Smart leaders know the value of soft skills and take every opportunity to hone them and use them to their benefit. That’s why another good sign is proactivity in that area, for example by attending trade shows and conferences for networking purposes.
Some people will make things happen; others will not. An individual who makes the relevant decisions to take tasks or projects to their desired and logical outcomes is the person you want. Others prefer to watch and wait for things to happen before they go along with the process.
The former is the leader. They strive for completion by becoming a part of the decision-making process.
Again, the defining characteristic of leader material is proactivity. That type of individual will always speak up if their tasks stand in stark contrast with their perspective on the company’s direction.
They won’t be afraid to speak up and make their point heard. You need someone like that for your organization to move forward.
Start giving potential leaders extra responsibility. Throw them under the bus, see how they handle it. Can they manage their regular tasks and the new ones?
Are they finding it difficult to control? Leaders will always have to maintain more than one job, and manage them well. Good leaders know how to wear many hats at the same time and not go crazy.

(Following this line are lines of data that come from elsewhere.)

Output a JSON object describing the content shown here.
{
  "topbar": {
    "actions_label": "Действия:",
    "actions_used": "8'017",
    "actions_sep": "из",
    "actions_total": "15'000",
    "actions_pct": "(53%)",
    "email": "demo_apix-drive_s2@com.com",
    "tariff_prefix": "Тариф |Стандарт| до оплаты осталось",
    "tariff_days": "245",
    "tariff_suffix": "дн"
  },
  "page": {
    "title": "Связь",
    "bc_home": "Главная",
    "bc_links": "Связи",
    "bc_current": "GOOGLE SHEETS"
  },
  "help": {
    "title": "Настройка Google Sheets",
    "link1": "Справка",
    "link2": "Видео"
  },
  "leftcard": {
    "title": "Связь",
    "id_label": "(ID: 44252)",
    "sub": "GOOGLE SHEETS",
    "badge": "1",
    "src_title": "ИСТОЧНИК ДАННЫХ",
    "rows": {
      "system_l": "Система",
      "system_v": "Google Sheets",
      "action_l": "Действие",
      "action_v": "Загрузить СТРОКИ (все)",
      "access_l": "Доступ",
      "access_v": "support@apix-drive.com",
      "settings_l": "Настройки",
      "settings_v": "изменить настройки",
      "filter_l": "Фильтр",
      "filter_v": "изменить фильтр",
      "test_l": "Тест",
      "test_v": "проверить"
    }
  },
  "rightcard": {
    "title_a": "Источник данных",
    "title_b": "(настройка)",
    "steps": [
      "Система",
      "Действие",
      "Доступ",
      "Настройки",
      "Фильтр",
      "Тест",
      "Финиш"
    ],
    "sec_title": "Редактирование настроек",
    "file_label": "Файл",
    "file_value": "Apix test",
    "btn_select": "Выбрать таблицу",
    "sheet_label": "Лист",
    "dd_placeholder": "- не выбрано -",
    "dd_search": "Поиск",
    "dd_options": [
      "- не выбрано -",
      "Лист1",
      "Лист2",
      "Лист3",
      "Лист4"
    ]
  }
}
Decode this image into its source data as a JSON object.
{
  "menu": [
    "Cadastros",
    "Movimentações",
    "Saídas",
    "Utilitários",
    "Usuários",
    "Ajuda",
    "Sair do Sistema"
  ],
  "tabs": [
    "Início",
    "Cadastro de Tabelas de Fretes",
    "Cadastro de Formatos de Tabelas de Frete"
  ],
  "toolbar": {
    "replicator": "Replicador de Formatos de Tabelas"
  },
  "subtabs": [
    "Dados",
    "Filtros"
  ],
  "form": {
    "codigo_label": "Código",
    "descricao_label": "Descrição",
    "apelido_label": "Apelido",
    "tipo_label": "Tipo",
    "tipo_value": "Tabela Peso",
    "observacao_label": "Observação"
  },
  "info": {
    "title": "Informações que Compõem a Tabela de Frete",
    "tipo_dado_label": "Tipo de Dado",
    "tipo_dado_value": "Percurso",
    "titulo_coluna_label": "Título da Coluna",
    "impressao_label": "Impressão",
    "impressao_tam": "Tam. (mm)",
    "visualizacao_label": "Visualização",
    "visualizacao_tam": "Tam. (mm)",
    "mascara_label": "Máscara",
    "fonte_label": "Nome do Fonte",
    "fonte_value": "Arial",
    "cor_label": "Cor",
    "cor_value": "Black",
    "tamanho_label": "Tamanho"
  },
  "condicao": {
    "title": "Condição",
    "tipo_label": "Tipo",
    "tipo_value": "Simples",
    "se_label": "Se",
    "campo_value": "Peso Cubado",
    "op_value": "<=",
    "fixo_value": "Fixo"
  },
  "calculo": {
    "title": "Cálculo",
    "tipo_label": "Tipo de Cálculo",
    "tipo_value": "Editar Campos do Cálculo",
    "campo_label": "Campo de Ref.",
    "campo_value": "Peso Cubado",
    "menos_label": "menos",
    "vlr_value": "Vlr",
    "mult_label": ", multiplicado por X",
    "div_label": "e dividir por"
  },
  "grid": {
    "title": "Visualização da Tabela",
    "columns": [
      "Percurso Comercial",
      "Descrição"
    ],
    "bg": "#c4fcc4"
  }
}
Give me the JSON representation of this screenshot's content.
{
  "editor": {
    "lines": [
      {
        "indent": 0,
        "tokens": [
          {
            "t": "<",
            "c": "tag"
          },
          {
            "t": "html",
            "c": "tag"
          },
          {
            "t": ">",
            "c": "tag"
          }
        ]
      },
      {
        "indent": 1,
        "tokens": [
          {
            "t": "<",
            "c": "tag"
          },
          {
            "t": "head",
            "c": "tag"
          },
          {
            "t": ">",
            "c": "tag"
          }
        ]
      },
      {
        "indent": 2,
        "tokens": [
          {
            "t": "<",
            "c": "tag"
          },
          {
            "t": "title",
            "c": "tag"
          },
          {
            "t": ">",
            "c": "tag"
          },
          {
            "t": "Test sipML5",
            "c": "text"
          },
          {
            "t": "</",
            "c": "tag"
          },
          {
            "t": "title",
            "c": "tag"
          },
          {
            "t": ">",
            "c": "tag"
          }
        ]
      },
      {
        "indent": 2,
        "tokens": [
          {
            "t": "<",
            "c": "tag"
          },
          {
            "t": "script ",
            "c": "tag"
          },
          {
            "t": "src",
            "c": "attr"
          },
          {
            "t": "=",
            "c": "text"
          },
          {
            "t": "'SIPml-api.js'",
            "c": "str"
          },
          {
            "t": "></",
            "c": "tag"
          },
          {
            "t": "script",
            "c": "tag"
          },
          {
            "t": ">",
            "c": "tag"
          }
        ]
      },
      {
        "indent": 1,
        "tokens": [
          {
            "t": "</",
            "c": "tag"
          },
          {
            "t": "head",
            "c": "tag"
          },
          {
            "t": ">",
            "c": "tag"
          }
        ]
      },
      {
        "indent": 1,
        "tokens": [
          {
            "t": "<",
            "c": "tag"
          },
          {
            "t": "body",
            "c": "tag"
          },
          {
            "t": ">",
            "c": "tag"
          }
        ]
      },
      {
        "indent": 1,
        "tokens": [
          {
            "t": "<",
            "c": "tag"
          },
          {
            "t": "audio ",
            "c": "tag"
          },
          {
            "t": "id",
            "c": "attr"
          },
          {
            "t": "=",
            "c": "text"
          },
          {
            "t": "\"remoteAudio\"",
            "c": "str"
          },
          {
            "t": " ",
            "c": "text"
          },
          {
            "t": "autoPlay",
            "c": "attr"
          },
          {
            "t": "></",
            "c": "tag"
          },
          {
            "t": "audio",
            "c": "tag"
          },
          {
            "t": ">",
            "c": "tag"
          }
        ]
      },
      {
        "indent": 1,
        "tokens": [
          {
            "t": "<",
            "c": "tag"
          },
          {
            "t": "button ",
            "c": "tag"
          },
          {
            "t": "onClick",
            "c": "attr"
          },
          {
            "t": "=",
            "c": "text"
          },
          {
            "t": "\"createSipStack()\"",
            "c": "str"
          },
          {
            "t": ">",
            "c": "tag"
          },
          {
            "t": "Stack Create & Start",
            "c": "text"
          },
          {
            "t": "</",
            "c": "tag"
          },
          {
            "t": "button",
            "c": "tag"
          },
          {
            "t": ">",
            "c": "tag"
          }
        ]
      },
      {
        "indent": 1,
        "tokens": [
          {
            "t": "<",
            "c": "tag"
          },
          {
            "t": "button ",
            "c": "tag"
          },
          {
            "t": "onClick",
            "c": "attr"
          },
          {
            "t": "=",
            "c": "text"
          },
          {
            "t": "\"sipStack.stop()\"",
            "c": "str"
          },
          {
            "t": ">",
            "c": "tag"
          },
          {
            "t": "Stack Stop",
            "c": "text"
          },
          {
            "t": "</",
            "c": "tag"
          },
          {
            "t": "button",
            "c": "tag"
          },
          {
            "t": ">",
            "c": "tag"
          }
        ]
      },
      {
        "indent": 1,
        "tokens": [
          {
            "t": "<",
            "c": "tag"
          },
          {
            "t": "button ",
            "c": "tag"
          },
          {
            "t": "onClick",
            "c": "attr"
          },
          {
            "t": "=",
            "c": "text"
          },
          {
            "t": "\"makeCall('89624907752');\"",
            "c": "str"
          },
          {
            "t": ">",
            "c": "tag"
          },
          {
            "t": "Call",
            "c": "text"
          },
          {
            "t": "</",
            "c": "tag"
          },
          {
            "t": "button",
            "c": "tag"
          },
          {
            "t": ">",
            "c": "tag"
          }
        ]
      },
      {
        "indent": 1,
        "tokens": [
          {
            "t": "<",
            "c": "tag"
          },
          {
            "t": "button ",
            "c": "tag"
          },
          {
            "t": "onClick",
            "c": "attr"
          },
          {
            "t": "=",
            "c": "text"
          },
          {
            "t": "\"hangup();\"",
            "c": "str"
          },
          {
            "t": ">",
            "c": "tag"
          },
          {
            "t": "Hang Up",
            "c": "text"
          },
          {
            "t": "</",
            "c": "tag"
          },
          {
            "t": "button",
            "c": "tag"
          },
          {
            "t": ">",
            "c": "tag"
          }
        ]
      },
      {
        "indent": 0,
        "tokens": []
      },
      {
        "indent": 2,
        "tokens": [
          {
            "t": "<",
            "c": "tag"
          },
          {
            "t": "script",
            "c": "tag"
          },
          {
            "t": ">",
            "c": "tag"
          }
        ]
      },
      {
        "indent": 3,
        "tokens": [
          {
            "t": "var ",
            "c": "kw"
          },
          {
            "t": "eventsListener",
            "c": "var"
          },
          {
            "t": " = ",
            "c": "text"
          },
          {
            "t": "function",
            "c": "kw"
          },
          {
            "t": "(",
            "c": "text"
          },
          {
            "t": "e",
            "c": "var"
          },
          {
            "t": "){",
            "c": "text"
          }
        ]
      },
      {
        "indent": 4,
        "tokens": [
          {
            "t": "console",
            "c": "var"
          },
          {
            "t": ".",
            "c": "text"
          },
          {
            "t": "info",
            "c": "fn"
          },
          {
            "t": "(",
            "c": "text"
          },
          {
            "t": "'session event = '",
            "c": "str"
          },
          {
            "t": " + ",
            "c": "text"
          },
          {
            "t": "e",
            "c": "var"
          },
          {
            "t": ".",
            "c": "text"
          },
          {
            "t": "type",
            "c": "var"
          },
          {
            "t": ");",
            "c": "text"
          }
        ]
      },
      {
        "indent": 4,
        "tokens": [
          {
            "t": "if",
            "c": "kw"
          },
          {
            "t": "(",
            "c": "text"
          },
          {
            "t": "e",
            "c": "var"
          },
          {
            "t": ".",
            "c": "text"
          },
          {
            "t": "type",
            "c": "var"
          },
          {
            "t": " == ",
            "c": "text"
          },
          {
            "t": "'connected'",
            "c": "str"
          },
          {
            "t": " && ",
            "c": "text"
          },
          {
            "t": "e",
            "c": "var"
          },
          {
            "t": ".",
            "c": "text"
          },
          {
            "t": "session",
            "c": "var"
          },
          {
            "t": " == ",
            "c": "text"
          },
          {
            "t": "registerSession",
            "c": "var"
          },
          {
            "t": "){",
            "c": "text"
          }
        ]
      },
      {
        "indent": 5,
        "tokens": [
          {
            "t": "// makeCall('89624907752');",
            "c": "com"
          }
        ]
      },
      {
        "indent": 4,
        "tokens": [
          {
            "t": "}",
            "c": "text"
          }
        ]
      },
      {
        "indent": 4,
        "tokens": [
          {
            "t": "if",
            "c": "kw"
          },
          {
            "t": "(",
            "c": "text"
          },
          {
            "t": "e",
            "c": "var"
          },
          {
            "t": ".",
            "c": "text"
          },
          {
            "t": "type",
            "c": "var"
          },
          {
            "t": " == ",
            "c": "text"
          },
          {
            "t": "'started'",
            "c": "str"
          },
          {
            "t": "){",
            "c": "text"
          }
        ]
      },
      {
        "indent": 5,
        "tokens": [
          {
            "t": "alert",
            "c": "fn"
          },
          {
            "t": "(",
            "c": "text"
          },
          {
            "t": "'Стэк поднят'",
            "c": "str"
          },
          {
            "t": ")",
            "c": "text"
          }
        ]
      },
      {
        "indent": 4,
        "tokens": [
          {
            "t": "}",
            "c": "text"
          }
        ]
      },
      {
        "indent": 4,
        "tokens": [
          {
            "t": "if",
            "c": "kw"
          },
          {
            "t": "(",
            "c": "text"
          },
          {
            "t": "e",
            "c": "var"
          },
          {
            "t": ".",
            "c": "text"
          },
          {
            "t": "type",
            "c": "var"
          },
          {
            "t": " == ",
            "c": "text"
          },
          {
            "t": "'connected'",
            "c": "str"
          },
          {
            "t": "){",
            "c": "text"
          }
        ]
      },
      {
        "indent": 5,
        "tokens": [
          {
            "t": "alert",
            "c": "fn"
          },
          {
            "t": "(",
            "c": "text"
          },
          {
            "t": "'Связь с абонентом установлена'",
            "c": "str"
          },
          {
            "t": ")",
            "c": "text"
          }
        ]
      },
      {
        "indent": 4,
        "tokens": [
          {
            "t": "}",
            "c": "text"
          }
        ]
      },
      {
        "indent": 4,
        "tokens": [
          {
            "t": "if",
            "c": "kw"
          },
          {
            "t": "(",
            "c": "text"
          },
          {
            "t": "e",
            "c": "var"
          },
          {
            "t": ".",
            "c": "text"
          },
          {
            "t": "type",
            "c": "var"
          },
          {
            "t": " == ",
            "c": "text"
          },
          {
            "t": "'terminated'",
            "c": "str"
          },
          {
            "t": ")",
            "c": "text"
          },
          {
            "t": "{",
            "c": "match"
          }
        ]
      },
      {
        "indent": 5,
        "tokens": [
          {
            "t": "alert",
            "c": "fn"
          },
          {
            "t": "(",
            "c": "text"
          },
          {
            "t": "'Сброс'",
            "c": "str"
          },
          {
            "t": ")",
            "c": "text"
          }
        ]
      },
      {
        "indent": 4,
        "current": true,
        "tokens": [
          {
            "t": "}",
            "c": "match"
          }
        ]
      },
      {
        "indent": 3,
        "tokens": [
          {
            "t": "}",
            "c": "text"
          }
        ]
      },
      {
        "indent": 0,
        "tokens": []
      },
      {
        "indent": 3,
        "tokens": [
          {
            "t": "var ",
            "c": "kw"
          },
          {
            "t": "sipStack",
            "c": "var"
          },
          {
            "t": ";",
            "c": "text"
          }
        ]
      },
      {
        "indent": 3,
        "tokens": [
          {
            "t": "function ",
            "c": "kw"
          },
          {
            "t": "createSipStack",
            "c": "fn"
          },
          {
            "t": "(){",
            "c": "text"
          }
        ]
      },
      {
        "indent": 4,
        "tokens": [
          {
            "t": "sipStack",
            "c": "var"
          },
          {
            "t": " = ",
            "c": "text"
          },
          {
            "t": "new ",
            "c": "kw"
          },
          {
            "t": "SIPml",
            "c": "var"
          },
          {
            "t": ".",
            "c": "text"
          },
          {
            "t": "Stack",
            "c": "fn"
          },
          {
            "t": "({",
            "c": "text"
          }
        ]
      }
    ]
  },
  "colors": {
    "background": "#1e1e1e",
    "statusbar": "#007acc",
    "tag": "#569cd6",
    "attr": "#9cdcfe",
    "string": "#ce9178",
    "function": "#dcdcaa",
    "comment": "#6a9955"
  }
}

Managerial positions often involve a mix of skills that help the individual in switching from one task to another. Smart leaders know all the secrets of time management and will be able to take on extra workload by accommodating it into their schedules smoothly.
Consider some emotional aspects about the potential leader you are looking at. Are they a good team player? Do they help others? How do they interact with others? Do they build personal relationships?
Primarily, you are looking for a selfless individual. Somebody that can use their understanding of people for the benefit of the company will always stand above somebody who can’t.
Knowing if somebody is a leader will take time, don’t rush the process. You want to see a potential leader in different situations and circumstances to gauge their potential. A good leader can be invaluable to an organisation.